Arctic sea ice at record low level
The amount of sea ice in the Arctic has fallen to the lowest level on record, a confirmation of the drastic warming in the region and a likely harbinger of larger changes to come.
Satellites tracking the extent of the sea ice found over the weekend that it covered about 1.58 million square miles, or less than 30 per cent of the Arctic Ocean's surface, scientists said.
That is only slightly below the previous record low, set in 2007, but with weeks still to go in the summer melting season, it is clear that the record will be beaten by a wide margin.
The National Snow and Ice Data Centre, a government-sponsored research agency in Boulder, Colorado, announced the findings last night in collaboration with Nasa.
The amount of sea ice in summer has declined more than 40 per cent since satellite tracking began in the late 1970s, a trend that most scientists believe is primarily a consequence of human activity.
"It's hard even for people like me to believe, to see that climate change is actually doing what our worst fears dictated," said Jennifer A Francis, a Rutgers University scientist who studies the effect of sea ice on weather patterns.
"It's starting to give me chills, to tell you the truth."
Scientific forecasts based on computer modelling have long suggested that a time will come when the Arctic will be completely free of ice in the summer, perhaps by the middle of the century.
This year's prodigious melting is lending credibility to more pessimistic analyses that it may come much sooner, perhaps by the end of the decade.
"It's an example of how uncertainty is not our friend when it comes to climate-change risk," said Michael E Mann, a climate scientist at Pennsylvania State University.
"In this case, the models were almost certainly too conservative in the changes they were projecting, probably because of important missing physics."
Experts say that a large storm in the Arctic this summer may have contributed to setting the record. But it would not have happened, they say, if the ice had not been steadily contracting for the past several decades.
The pace of that decline seems to be accelerating.
But scientists are somewhat cautious in their predictions, given that sea ice is prone to natural variability.
They have only a 33-year record of careful satellite observations, and before that, only sketchy data from maps and other historical sources.
By itself, the melting of sea ice does not raise global sea levels, because the floating ice is already displacing its weight in seawater.

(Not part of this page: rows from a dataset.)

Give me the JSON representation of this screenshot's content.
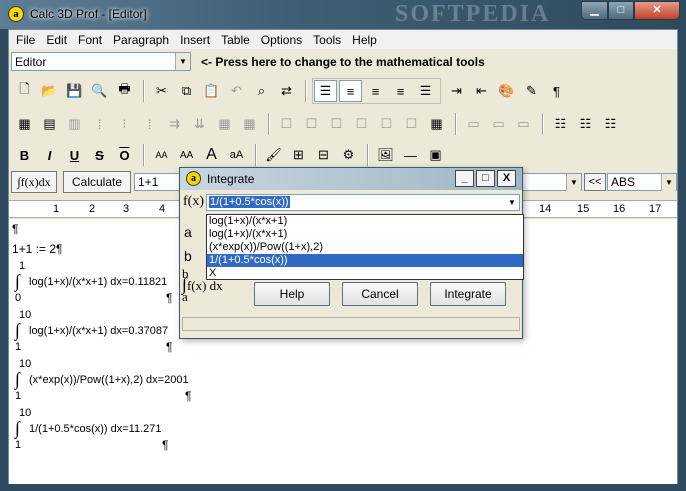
{
  "window": {
    "title": "Calc 3D Prof - [Editor]",
    "watermark": "SOFTPEDIA",
    "app_glyph": "a"
  },
  "menu": [
    "File",
    "Edit",
    "Font",
    "Paragraph",
    "Insert",
    "Table",
    "Options",
    "Tools",
    "Help"
  ],
  "mode": {
    "selected": "Editor",
    "hint": "<- Press here to change to the mathematical tools"
  },
  "calc": {
    "fx_label": "∫f(x)dx",
    "calculate_label": "Calculate",
    "expr": "1+1",
    "nav_label": "<<",
    "func": "ABS"
  },
  "ruler": [
    "1",
    "2",
    "3",
    "4",
    "14",
    "15",
    "16",
    "17"
  ],
  "document": {
    "pilcrow": "¶",
    "line1": "1+1 := 2¶",
    "integrals": [
      {
        "upper": "1",
        "lower": "0",
        "body": "log(1+x)/(x*x+1) dx=0.11821"
      },
      {
        "upper": "10",
        "lower": "1",
        "body": "log(1+x)/(x*x+1) dx=0.37087"
      },
      {
        "upper": "10",
        "lower": "1",
        "body": "(x*exp(x))/Pow((1+x),2) dx=2001"
      },
      {
        "upper": "10",
        "lower": "1",
        "body": "1/(1+0.5*cos(x)) dx=11.271"
      }
    ]
  },
  "dialog": {
    "title": "Integrate",
    "fx": "f(x)",
    "value": "1/(1+0.5*cos(x))",
    "a": "a",
    "b": "b",
    "integral_top": "b",
    "integral_expr": "f(x) dx",
    "integral_bottom": "a",
    "options": [
      "log(1+x)/(x*x+1)",
      "log(1+x)/(x*x+1)",
      "(x*exp(x))/Pow((1+x),2)",
      "1/(1+0.5*cos(x))",
      "X"
    ],
    "active_option": 3,
    "help_label": "Help",
    "cancel_label": "Cancel",
    "integrate_label": "Integrate",
    "min": "_",
    "max": "□",
    "close": "X"
  }
}
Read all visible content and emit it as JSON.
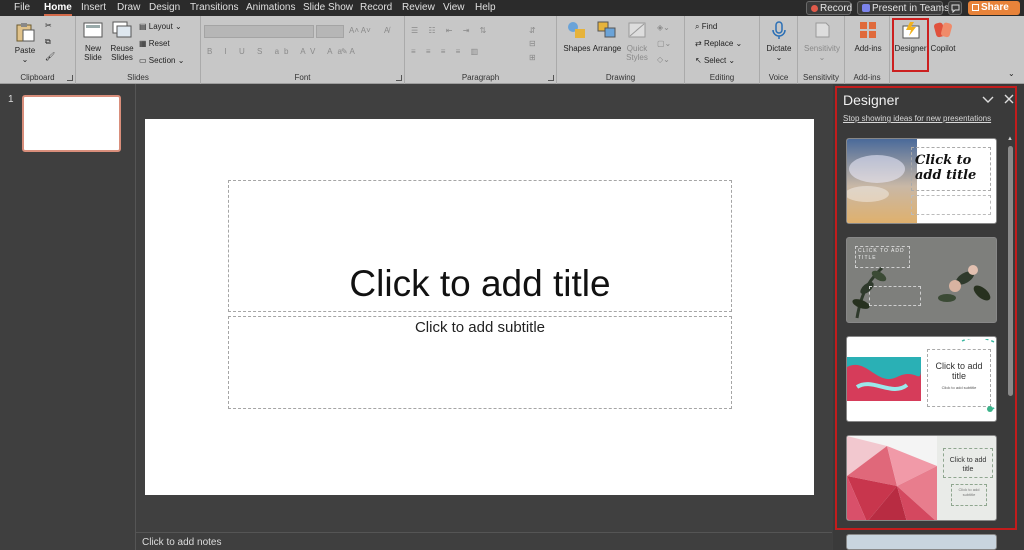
{
  "menu": {
    "tabs": [
      "File",
      "Home",
      "Insert",
      "Draw",
      "Design",
      "Transitions",
      "Animations",
      "Slide Show",
      "Record",
      "Review",
      "View",
      "Help"
    ],
    "active_tab": "Home",
    "record_label": "Record",
    "present_label": "Present in Teams",
    "share_label": "Share"
  },
  "ribbon": {
    "clipboard": {
      "paste": "Paste",
      "group": "Clipboard"
    },
    "slides": {
      "new_slide": "New Slide",
      "reuse_slides": "Reuse Slides",
      "layout": "Layout",
      "reset": "Reset",
      "section": "Section",
      "group": "Slides"
    },
    "font": {
      "group": "Font"
    },
    "paragraph": {
      "group": "Paragraph"
    },
    "drawing": {
      "shapes": "Shapes",
      "arrange": "Arrange",
      "quick_styles": "Quick Styles",
      "group": "Drawing"
    },
    "editing": {
      "find": "Find",
      "replace": "Replace",
      "select": "Select",
      "group": "Editing"
    },
    "voice": {
      "dictate": "Dictate",
      "group": "Voice"
    },
    "sensitivity": {
      "label": "Sensitivity",
      "group": "Sensitivity"
    },
    "addins": {
      "label": "Add-ins",
      "group": "Add-ins"
    },
    "designer": {
      "label": "Designer"
    },
    "copilot": {
      "label": "Copilot"
    }
  },
  "slides_panel": {
    "number": "1"
  },
  "slide": {
    "title_placeholder": "Click to add title",
    "subtitle_placeholder": "Click to add subtitle"
  },
  "notes": {
    "placeholder": "Click to add notes"
  },
  "designer_pane": {
    "title": "Designer",
    "stop_link": "Stop showing ideas for new presentations",
    "ideas": [
      {
        "title": "Click to add title"
      },
      {
        "title": "CLICK TO ADD TITLE"
      },
      {
        "title": "Click to add title",
        "subtitle": "Click to add subtitle"
      },
      {
        "title": "Click to add title",
        "subtitle": "Click to add subtitle"
      }
    ]
  },
  "colors": {
    "accent": "#d36a4a",
    "share": "#e8833a",
    "highlight": "#cc1f1f",
    "ribbon": "#c7c7c7"
  }
}
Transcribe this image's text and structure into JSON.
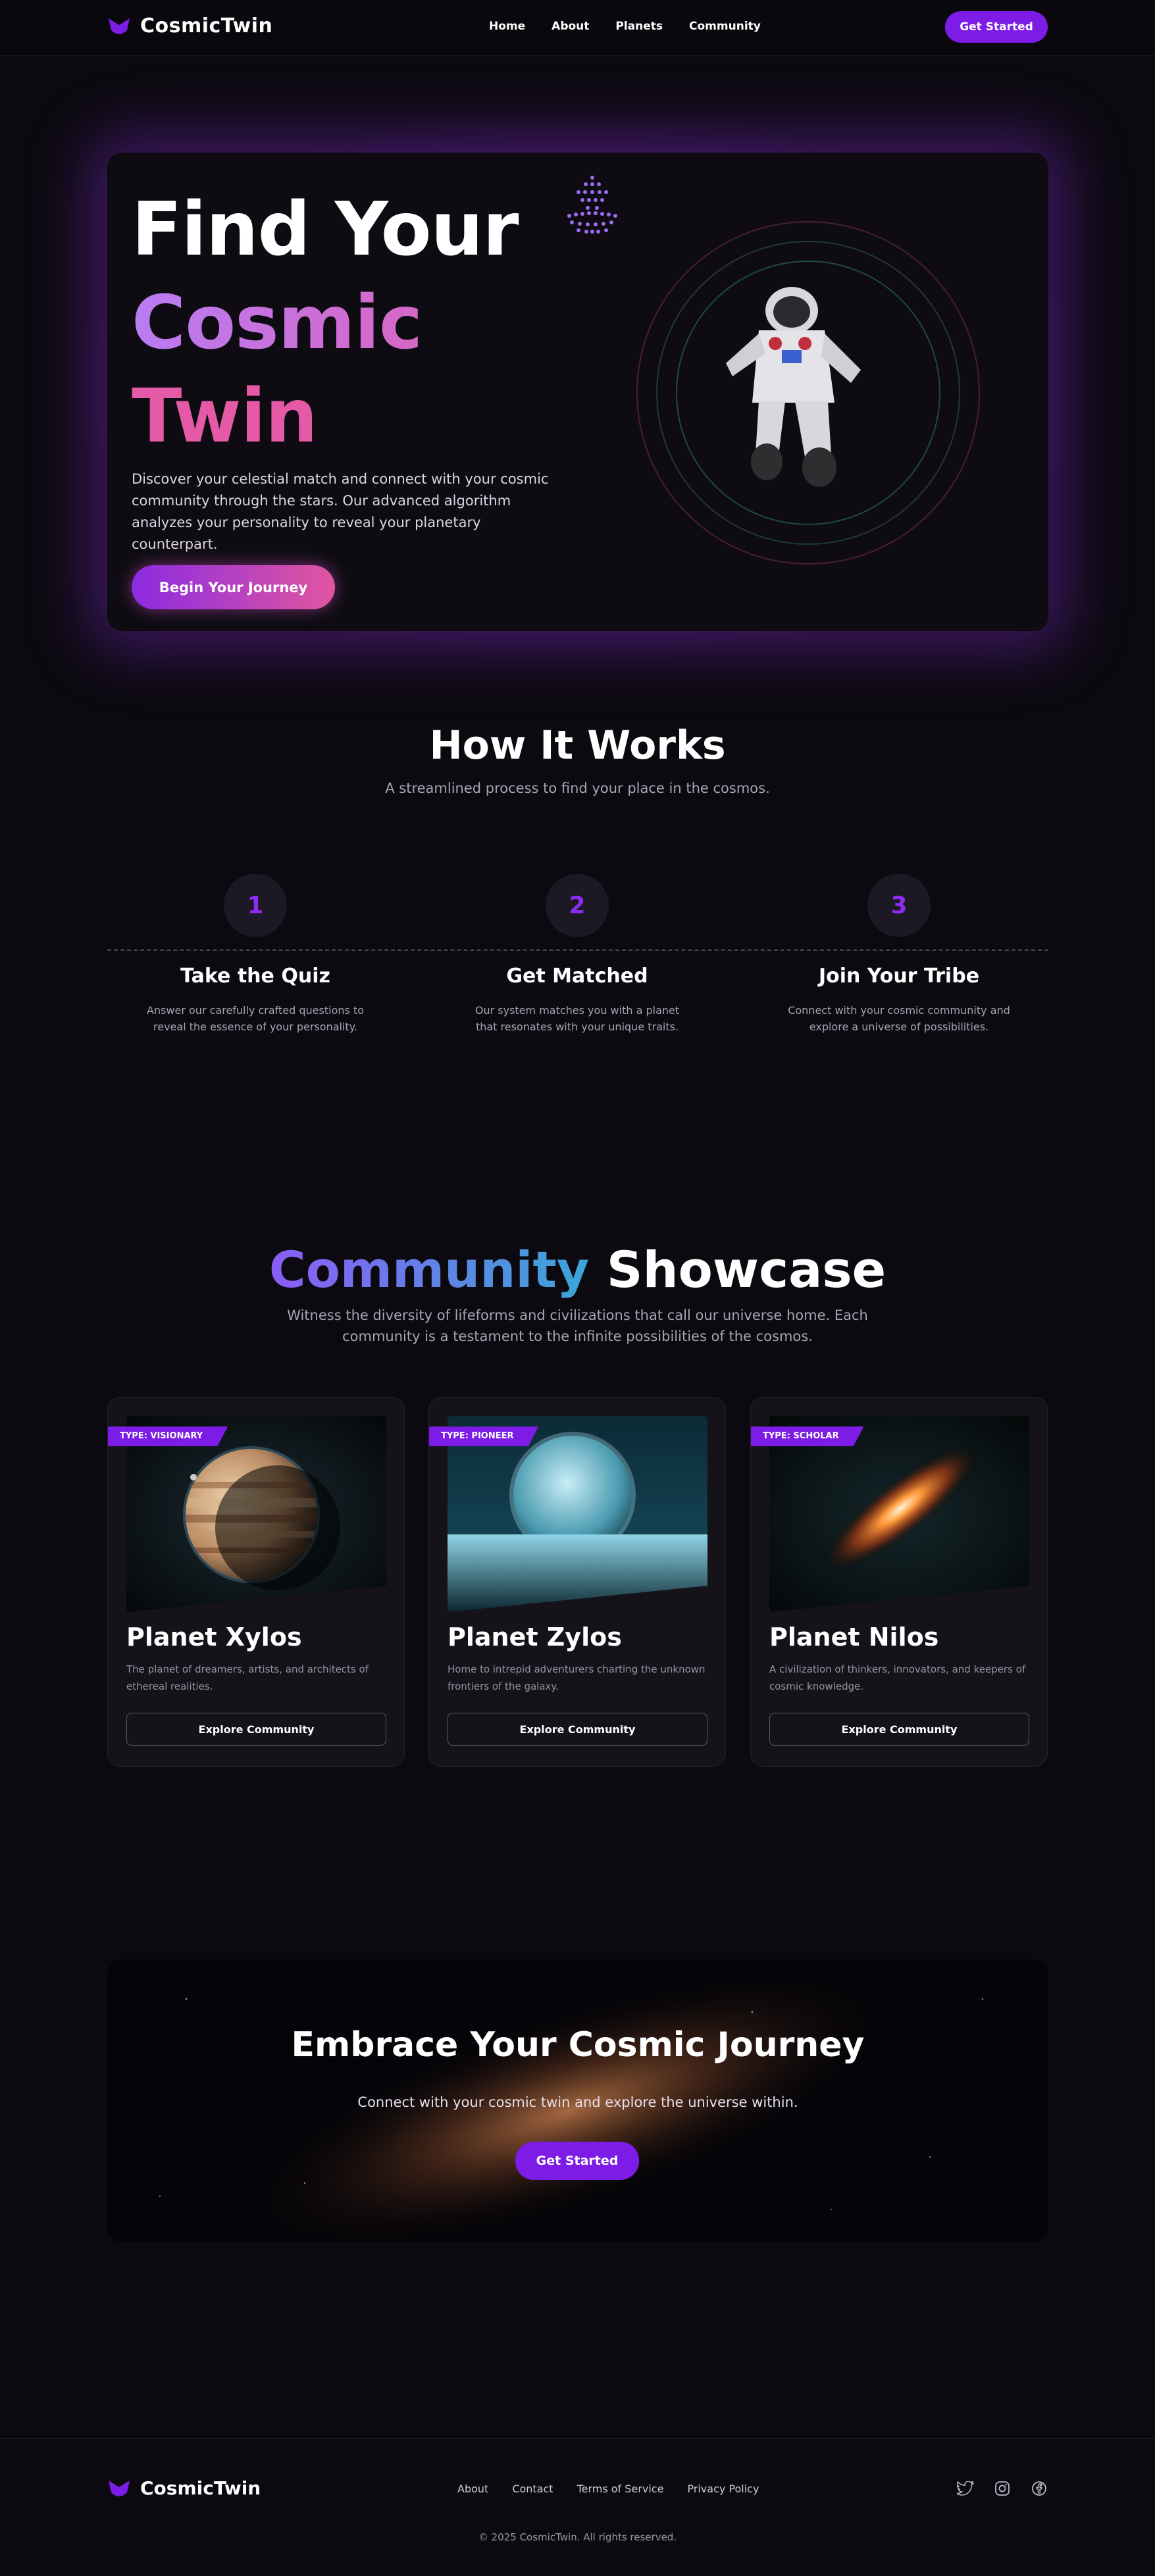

But the sharp warming that is causing the sea ice to melt also threatens land ice, notably the Greenland ice sheet, which is melting at what appears to be an accelerating pace, and melting land ice does raise sea levels.